SCHOOL OF MUSIC MEETS THE MET: Call it the Big Red Apple. New York City's famed Metropolitan Opera and Metropolitan Museum of Art will host several of the IU School of Music's finest in the weeks and months ahead. Alumna Angela Brown, who made her debut at Carnegie Hall in June, will make her Met Opera debut on Oct. 29 in the title role of Aida. For more on Brown, the 1997 Met Opera National Council Auditions winner, read the IU feature, Dates with Destiny, at http://newsinfo.iu.edu/news/page/normal/1501.html.
World-renowned pianist Andre Watts, the recently appointed Jack I. and Dora B. Hamlin Endowed Chair in Music, will perform a series of concerts at the Metropolitan Museum of Art, titled The Art of Andre Watts. The first concert is scheduled for Nov. 20. For more on Watts' appointment to the School of Music, go to http://newsinfo.iu.edu/news/page/normal/1457.html.
Distinguished Professor of Music Menahem Pressler and the legendary Beaux Arts Trio have launched a three-year Beethoven project at the museum. The project will present all of Beethoven's trios, sonatas for piano and violin, and sonatas for piano and cello. The next concert will be Dec. 10. The trio is celebrating its 50th anniversary season in 2004-05. For more about Pressler and the trio, go to http://www.menahempressler.org/.

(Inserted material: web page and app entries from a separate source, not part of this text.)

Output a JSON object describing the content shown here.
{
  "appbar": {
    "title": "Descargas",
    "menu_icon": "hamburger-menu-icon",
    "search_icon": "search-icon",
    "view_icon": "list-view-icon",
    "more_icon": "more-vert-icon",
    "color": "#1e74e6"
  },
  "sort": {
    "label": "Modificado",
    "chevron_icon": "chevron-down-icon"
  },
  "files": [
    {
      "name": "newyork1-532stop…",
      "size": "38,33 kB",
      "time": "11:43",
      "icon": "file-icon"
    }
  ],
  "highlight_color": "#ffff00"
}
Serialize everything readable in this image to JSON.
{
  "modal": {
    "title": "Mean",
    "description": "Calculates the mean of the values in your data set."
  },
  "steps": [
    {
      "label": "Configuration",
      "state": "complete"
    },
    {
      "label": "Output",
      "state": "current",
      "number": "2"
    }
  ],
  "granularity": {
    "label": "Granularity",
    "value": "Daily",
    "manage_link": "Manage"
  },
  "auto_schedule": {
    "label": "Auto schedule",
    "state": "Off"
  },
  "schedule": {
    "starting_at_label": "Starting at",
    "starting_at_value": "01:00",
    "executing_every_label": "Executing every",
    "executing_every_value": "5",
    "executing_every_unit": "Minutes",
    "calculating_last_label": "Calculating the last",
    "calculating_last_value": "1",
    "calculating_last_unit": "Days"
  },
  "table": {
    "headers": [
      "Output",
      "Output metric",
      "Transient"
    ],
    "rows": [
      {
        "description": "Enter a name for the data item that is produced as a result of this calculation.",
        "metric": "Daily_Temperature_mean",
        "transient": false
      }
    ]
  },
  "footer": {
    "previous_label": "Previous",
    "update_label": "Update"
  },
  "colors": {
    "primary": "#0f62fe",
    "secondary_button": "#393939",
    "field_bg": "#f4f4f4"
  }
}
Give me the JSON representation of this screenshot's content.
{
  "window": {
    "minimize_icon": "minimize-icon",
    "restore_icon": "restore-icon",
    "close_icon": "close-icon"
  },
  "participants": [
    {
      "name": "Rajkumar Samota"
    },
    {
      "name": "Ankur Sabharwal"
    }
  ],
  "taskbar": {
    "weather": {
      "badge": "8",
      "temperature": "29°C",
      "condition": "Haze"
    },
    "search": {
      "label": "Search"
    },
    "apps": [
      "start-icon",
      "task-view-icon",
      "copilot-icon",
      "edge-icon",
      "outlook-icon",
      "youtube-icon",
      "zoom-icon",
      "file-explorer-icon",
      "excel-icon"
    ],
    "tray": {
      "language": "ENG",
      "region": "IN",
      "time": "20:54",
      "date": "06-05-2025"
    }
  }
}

Violinist Miriam Fried, the Dorothy Richard Starling Chair in Music, will join her son, accomplished pianist Jonathan Biss, on stage at the museum for a performance of Mozart sonatas on Nov. 18. Fried is considered one of the world's preeminent violinists, while Biss is one of classical music's rising young stars. Biss studied at IU with piano chair Evelyne Brancart. For more about Fried, go to http://www.icmtalent.com/musperf/profiles/60089.html. For more about Biss, go to http://www.icmtalent.com/musperf/profiles/60031.html.

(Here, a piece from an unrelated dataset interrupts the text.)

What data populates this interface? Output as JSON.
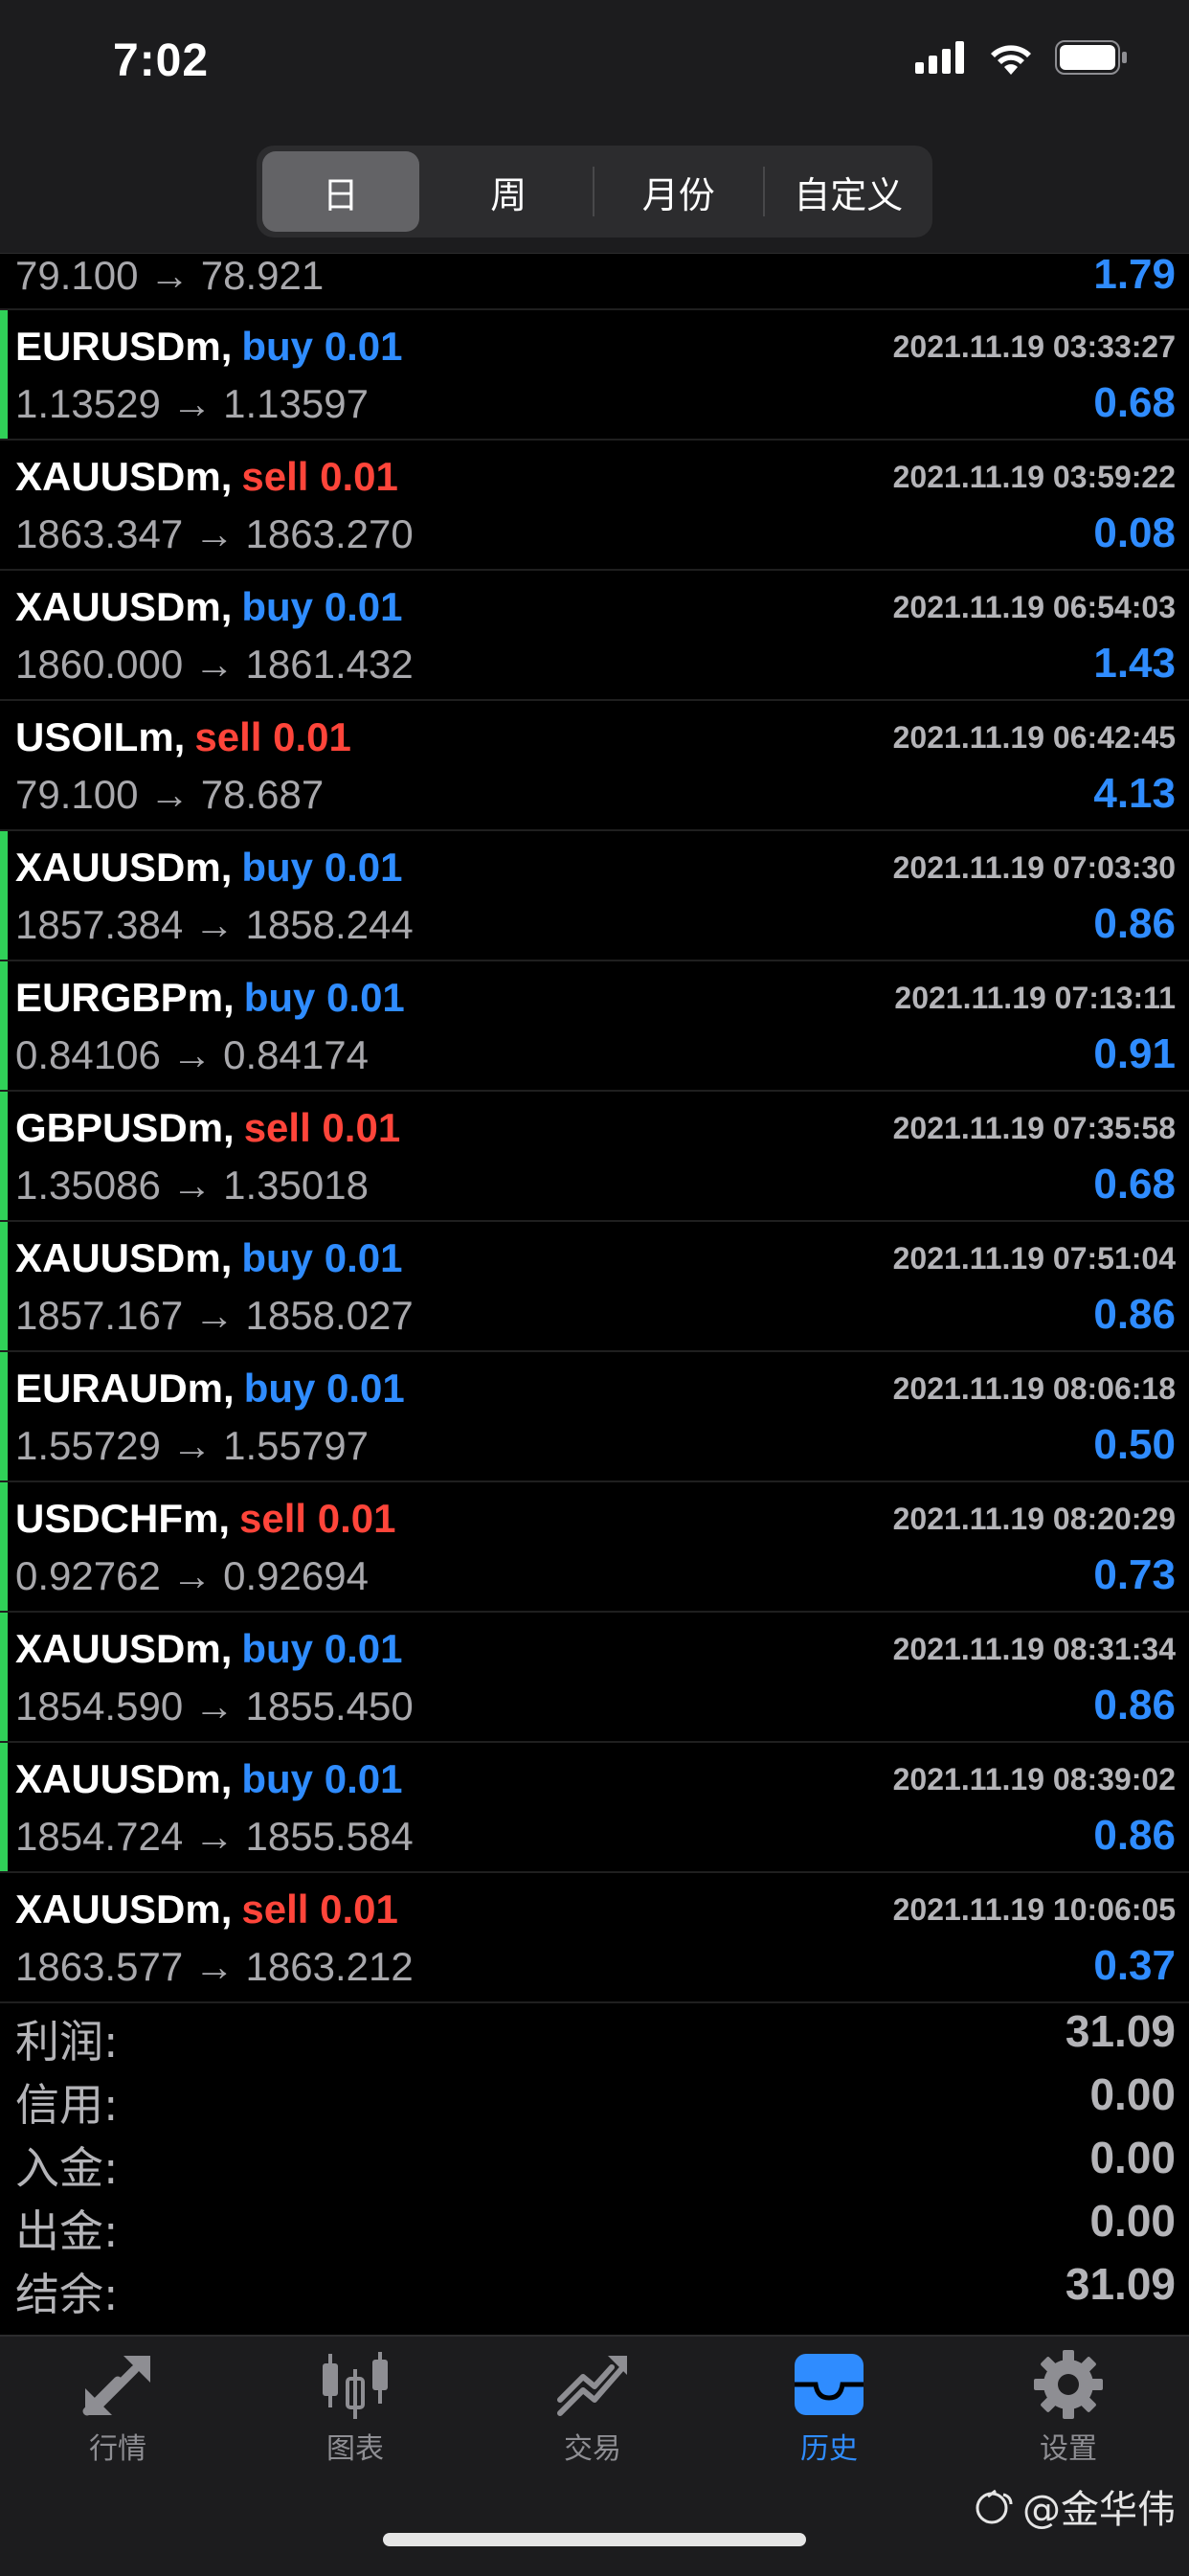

To speak to any of the performers listed above, contact Ryan Piurek, IU Media Relations, at 812-855-5393 or email@example.com, or Alain Barker, IU School of Music, at 812-856-5719 or firstname.lastname@example.org.